A potentially serious flaw that put users in a vulnerable configuration during video calls on Whatsapp has been fixed by the service providers.
The bug allowed hijackers to hijack the app and subsequently the accounts of the users, both on iOS and Android. It left them unarmed against the attack as soon as they answered the calls.
When the hijacker transmits a malformed RTP packet to a potential victim, heap corruption could occur –
referenced from a bug report by Natalie Silvanovich, a security researcher with Google’s Project Zero security research team.
Dissecting the execution, Natalie in the bug report says, “Heap corruption can occur when the WhatsApp mobile application receives a malformed RTP packet,” She adds, “This issue can occur when a WhatsApp user accepts a call from a malicious peer. It affects both the Android and iPhone clients.”
As the usage of RTP which stands for Realtime Transport Protocol is commonly shared by both the iOS and Android versions of the messaging app, it made both the platforms vulnerable to the hijack whereas, Whatsapp Web doesn’t succumb to the attack as it uses WebRTC for video calls.
Notably, Silvanovich spotted the exploit a month earlier, but the reported vulnerabilities came into public domain only once a fix was devised. The flaws were patched on October 3rd and September 28th for iOS and Android respectively.

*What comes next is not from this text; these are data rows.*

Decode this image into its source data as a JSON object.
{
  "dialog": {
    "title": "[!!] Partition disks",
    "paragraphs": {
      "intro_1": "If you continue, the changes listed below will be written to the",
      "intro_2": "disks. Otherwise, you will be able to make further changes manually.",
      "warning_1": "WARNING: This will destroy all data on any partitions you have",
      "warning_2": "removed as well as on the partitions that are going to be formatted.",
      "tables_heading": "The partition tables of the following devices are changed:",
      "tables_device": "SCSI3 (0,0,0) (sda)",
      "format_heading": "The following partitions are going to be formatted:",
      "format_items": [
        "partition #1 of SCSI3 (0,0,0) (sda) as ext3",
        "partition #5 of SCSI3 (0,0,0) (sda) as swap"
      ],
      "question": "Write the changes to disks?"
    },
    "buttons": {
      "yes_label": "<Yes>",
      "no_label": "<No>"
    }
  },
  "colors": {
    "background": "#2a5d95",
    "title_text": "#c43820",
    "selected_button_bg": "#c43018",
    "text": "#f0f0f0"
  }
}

In the wake of bug being fixed, to be on an even safer side users are advised to have their apps updated to the latest version available for iOS and Android.